Darts: Peter Wright wins maiden World Darts Championship title, beats Michael van Gerwen in decider

An emotional Peter 'Snakebite' Wright struggled to hold back the tears as he won his first Professional Darts Corporation (PDC) World Darts Championship title at London's Alexandra Palace on Thursday (NZ time). 

Wright beat defending champion Michael van Gerwen 7-3 to win the Sid Waddell trophy along with £500,000 (NZ$986,295) in prize money. 

The win marks the first time Wright has beaten van Gerwen in a major darts final, having lost in nine previous attempts, including the 2014 World Darts Championship final. 

Overall, he had lost 12 of the 13 major finals he'd competed in, with his only triumph coming at the 2017 UK Open - an event van Gerwen didn't take part in. 

Because of that, the Scotsman had often been criticised for failing to deliver in finals, but he can finally put that to bed by claiming the biggest prize in darts.

Wright hit double 10 to win the match and immediately burst into tears. 

Asked how he felt to be world champion, Wright said: "That sounds amazing, doesn't it? Sorry to Michael. The chances I used to give him, he gave me them tonight. He deserved a lot more sets. But hey, that's a nice 'champion of the world' thing. Argh!

"I couldn't believe the first two darts [at D10] didn't go in. I thought, 'Oh, don't do it again,' because he's blown me away in the past."

His triumph comes after 25 years of hard work and dedication, having competed in the 1995 British Darts Organisation world champs. 

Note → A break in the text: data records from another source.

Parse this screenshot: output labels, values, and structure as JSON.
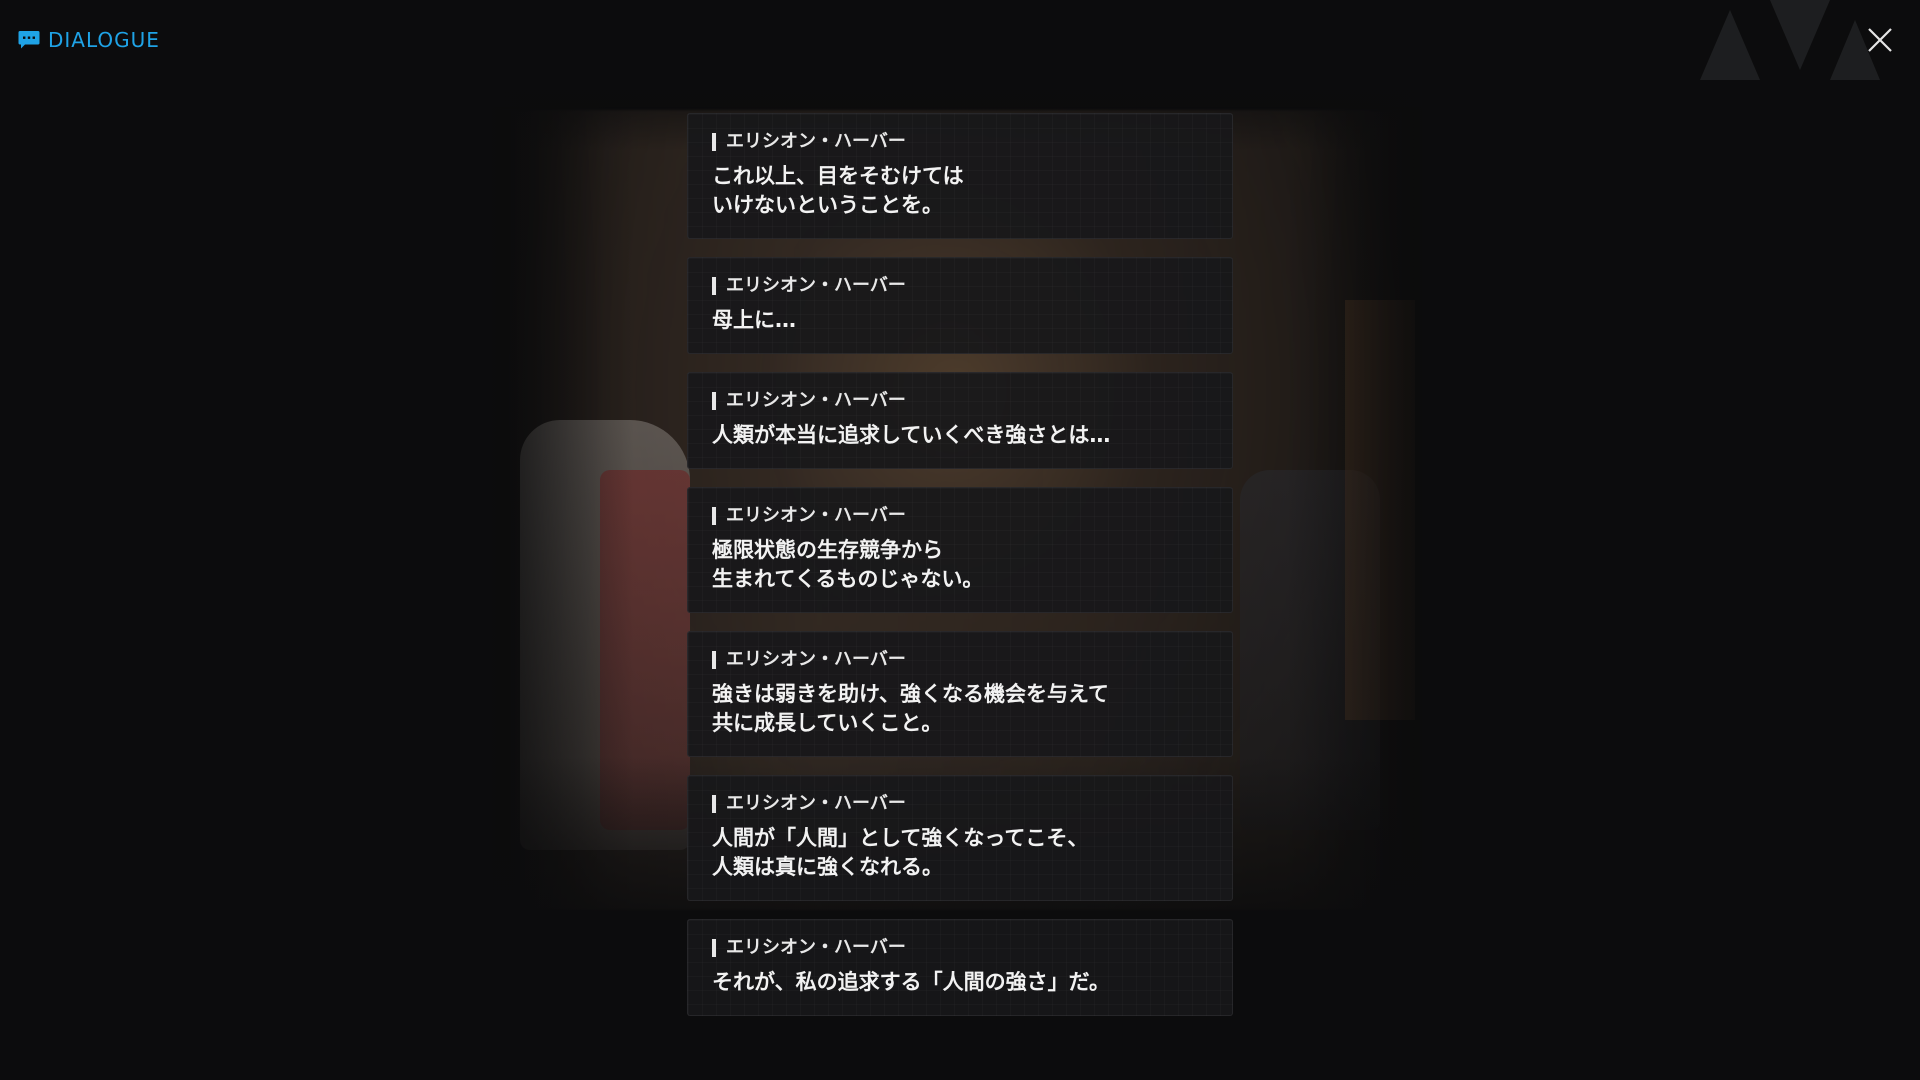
{
  "header": {
    "title": "DIALOGUE",
    "title_icon": "chat-bubble-icon",
    "close_icon": "close-icon",
    "accent_color": "#1fa3e6"
  },
  "dialogue": [
    {
      "speaker": "エリシオン・ハーバー",
      "text": "これ以上、目をそむけては\nいけないということを。"
    },
    {
      "speaker": "エリシオン・ハーバー",
      "text": "母上に…"
    },
    {
      "speaker": "エリシオン・ハーバー",
      "text": "人類が本当に追求していくべき強さとは…"
    },
    {
      "speaker": "エリシオン・ハーバー",
      "text": "極限状態の生存競争から\n生まれてくるものじゃない。"
    },
    {
      "speaker": "エリシオン・ハーバー",
      "text": "強きは弱きを助け、強くなる機会を与えて\n共に成長していくこと。"
    },
    {
      "speaker": "エリシオン・ハーバー",
      "text": "人間が「人間」として強くなってこそ、\n人類は真に強くなれる。"
    },
    {
      "speaker": "エリシオン・ハーバー",
      "text": "それが、私の追求する「人間の強さ」だ。"
    }
  ]
}
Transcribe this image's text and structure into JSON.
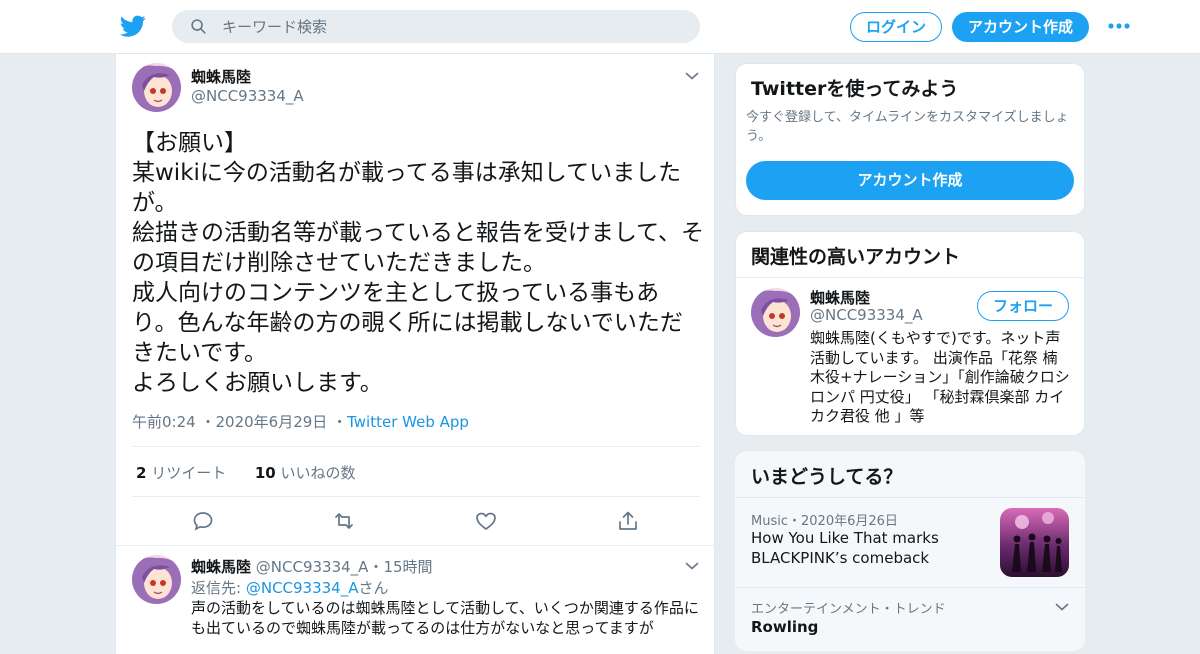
{
  "header": {
    "search_placeholder": "キーワード検索",
    "login_label": "ログイン",
    "signup_label": "アカウント作成"
  },
  "tweet": {
    "author_name": "蜘蛛馬陸",
    "author_handle": "@NCC93334_A",
    "text": "【お願い】\n某wikiに今の活動名が載ってる事は承知していましたが。\n絵描きの活動名等が載っていると報告を受けまして、その項目だけ削除させていただきました。\n成人向けのコンテンツを主として扱っている事もあり。色んな年齢の方の覗く所には掲載しないでいただきたいです。\nよろしくお願いします。",
    "time": "午前0:24",
    "date": "2020年6月29日",
    "source": "Twitter Web App",
    "retweet_count": "2",
    "retweet_label": "リツイート",
    "like_count": "10",
    "like_label": "いいねの数"
  },
  "reply": {
    "author_name": "蜘蛛馬陸",
    "author_handle": "@NCC93334_A",
    "age": "15時間",
    "reply_to_label": "返信先:",
    "reply_to_handle": "@NCC93334_A",
    "reply_to_suffix": "さん",
    "text": "声の活動をしているのは蜘蛛馬陸として活動して、いくつか関連する作品にも出ているので蜘蛛馬陸が載ってるのは仕方がないなと思ってますが"
  },
  "signup_card": {
    "title": "Twitterを使ってみよう",
    "text": "今すぐ登録して、タイムラインをカスタマイズしましょう。",
    "button_label": "アカウント作成"
  },
  "related_card": {
    "title": "関連性の高いアカウント",
    "name": "蜘蛛馬陸",
    "handle": "@NCC93334_A",
    "follow_label": "フォロー",
    "bio": "蜘蛛馬陸(くもやすで)です。ネット声活動しています。 出演作品「花祭 楠木役+ナレーション」「創作論破クロシロンパ 円丈役」 「秘封霖倶楽部 カイカク君役 他 」等"
  },
  "trends_card": {
    "title": "いまどうしてる？",
    "items": [
      {
        "category": "Music",
        "date": "2020年6月26日",
        "title": "How You Like That marks BLACKPINK’s comeback"
      },
      {
        "category": "エンターテインメント・トレンド",
        "title": "Rowling"
      }
    ]
  },
  "colors": {
    "brand": "#1da1f2",
    "link": "#1b95e0",
    "secondary_text": "#657786",
    "background": "#e6ecf0"
  },
  "icons": [
    "twitter-logo-icon",
    "search-icon",
    "more-icon",
    "chevron-down-icon",
    "reply-icon",
    "retweet-icon",
    "like-icon",
    "share-icon"
  ]
}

At age 49, he's the oldest first-time winner and the second-oldest champion, behind Phil Taylor who was 53 when he won his 16th and final title. 

He's also the second Scot to win the title, after Gary Anderson's triumphs in 2015 and '16. 

Dutchman Van Gerwen, a three-time world champion, won £200,000 (NZ$400,000) for losing the final. 

"I'm very disappointed, but what you can do?" said van Gerwen. "Every important shot I missed, he took his out - his finishing was phenomenal. 

"I can only blame myself. I had several chances to go in front, but when you don't take them against a player like Peter Wright, you're not gonna win, simple as that.

"I'll be back stronger next year. Fair play to Peter, he played a phenomenal world championship. He got away with a scare early on, but everyone does. Fair play. What else can I say?"

Wright started the match in style, winning the first two sets, but van Gerwen wouldn't budge as he levelled up the final.

In past years, Wright would have likely buckled at this stage, but he kept composed and quickly restored his two sets lead, before van Gerwen closed the gap to 4-3. 

Van Gerwen, 30, then had two darts to level the match, but missed Wright made him pay to restore the two-set lead.

Both players missed two darts to win the ninth set but Wright eventually claimed it to move within one set of the title.

Then after years of failure and heartbreak, Wright finally got over the line, and he'll forever be remembered as a world champion.

Wright is the ninth winner of the Sid Waddell trophy, joining Taylor, van Gerwen, Anderson, Raymond van Barneveld, Adrian Lewis, John Part, Rob Cross and Dennis Priestley as champions.